After the presentation was over, I stayed behind to see what my next assignment was. Before I could leave, I was approached by many of the applicants. As I received questions about my experience at Mizzou and my role in CASE, it was easy to hear the anxiousness in the voices in both the students and parents. Knowing what it was like to be in their shoes just a year ago, I decided that in my free time I would talk to the students. I remember one student came to me and asked, “How will I find a balance?” I replied that I am still trying to find a balance myself but that they should go out and experience things, while at the same time they should remember the importance of self-care.
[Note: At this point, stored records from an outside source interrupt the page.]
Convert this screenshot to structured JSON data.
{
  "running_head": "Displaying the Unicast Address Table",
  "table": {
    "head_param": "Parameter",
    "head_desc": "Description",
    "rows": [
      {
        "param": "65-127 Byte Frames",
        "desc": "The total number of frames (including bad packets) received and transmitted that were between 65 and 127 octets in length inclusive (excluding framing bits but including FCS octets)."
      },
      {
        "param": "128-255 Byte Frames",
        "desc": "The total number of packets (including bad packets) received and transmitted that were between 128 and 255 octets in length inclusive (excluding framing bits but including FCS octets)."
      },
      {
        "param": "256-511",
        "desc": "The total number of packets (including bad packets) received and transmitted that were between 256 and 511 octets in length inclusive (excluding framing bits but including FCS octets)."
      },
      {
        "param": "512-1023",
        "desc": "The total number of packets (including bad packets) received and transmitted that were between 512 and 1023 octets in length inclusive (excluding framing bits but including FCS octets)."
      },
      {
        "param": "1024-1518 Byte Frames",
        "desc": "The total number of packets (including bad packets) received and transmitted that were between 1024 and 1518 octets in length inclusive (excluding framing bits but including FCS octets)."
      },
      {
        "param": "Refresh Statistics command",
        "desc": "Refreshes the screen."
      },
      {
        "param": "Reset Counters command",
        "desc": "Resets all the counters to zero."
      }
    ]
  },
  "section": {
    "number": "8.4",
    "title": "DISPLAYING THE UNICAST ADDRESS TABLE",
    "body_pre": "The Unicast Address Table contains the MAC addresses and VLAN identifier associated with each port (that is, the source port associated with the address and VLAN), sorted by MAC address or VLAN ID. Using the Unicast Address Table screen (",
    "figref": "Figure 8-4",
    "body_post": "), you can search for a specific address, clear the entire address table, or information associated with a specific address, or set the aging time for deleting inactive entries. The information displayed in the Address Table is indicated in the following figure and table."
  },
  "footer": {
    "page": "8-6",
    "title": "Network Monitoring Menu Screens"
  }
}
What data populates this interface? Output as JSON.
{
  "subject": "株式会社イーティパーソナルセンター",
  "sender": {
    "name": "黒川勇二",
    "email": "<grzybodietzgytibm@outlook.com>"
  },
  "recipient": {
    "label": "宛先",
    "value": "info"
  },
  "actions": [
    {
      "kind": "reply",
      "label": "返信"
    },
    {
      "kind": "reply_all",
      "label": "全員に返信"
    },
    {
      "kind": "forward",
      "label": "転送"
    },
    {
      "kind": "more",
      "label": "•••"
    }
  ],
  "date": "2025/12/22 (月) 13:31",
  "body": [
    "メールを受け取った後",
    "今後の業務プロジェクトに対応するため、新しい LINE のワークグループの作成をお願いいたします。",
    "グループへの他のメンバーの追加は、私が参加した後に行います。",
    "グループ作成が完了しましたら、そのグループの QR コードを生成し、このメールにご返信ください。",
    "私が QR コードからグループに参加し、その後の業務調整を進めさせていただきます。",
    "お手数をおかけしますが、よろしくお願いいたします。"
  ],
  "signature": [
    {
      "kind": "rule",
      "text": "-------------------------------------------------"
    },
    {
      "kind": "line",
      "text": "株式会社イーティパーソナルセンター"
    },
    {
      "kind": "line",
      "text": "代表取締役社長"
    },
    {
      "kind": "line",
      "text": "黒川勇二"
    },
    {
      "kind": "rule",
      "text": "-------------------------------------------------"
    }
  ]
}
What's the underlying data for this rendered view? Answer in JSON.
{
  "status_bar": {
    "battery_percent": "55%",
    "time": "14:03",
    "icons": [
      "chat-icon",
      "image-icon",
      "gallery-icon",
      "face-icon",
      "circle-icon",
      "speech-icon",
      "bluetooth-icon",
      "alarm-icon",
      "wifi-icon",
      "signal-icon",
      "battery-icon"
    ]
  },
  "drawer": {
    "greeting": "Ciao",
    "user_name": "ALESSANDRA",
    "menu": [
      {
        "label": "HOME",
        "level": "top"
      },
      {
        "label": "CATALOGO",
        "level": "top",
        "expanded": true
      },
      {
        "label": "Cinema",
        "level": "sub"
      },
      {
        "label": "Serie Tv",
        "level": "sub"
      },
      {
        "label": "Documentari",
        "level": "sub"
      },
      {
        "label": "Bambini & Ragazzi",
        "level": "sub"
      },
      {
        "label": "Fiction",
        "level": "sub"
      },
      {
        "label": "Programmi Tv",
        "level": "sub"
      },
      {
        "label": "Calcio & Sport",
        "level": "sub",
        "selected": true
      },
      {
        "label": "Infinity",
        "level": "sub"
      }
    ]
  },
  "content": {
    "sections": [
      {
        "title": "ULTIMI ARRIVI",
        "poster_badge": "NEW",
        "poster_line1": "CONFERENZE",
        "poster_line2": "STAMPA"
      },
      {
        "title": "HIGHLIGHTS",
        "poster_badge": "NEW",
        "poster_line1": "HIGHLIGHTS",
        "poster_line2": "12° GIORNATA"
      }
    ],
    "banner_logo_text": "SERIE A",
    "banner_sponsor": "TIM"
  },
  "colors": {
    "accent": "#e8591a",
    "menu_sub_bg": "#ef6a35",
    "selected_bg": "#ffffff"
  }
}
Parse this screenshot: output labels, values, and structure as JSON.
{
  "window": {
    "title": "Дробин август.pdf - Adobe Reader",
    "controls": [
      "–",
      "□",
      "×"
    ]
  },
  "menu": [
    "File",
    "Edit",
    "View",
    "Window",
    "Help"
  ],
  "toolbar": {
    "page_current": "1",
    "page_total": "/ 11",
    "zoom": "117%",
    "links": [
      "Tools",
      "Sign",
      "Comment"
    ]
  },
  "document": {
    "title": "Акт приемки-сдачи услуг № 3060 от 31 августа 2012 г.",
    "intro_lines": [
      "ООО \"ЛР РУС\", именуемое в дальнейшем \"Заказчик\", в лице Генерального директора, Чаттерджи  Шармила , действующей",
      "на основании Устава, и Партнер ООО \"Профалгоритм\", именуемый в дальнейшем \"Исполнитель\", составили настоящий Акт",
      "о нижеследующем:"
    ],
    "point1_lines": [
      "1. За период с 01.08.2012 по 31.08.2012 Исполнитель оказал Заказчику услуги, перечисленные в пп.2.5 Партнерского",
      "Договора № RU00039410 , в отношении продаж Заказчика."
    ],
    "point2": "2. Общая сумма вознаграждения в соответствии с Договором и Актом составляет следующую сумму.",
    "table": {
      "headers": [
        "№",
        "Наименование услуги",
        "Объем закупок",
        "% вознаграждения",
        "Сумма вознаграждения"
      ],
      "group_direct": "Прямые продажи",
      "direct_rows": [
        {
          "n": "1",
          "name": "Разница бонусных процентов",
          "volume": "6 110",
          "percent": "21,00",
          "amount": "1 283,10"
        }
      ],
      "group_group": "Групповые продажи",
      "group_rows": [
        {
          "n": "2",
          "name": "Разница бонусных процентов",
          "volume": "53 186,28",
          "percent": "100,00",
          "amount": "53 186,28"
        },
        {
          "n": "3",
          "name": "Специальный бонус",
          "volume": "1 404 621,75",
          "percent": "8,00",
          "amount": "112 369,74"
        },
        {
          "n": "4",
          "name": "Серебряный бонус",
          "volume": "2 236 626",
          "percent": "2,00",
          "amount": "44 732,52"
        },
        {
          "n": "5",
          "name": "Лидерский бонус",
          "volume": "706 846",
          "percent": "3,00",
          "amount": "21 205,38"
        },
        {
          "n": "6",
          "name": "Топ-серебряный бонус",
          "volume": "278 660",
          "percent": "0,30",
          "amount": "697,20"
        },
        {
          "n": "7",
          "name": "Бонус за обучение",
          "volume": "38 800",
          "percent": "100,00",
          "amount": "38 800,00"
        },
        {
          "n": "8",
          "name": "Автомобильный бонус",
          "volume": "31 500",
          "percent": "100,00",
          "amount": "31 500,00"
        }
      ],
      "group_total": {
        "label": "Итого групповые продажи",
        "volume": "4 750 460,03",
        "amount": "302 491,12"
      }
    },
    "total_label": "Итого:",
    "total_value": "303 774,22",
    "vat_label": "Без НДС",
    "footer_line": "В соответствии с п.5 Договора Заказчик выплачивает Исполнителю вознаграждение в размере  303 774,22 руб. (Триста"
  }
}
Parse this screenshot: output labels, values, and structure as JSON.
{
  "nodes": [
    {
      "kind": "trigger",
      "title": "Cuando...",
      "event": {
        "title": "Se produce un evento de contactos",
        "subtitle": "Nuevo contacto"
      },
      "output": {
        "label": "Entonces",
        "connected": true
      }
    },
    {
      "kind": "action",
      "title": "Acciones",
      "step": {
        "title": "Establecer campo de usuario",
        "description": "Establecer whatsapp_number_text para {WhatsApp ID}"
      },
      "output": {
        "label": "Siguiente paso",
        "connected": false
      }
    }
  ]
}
Finally, I told them that they will find what works for them.
Lastly, after the scholars had their interviews and presentations with various CASE and Admissions staff, the scholars had one last task to achieve on Brooks Interview day: ice breakers. I knew what awaited the applicants when they were asked to pick a Starburst. Last year, I was asked to do the same: each Starburst color represented a task, whether that be to tell an embarrassing story or explain what they were excited for at Mizzou. The ice breakers did exactly what they were intended to do; the freshman opened up and let go of the anxiousness of the interviews. There was laughing clapping, dabbing, and even a full song and dance routine to one of Beyoncé’s hits, “Love on Top.” The freshmen came alive and had fun, perhaps making some room for embarrassing stories they would remember forever.
I hope that each applicant knows that there is a place for them on Mizzou’s campus and that there are people here to help them reach their fullest potential. Wishing you all the best. Good luck future Brooks Scholars!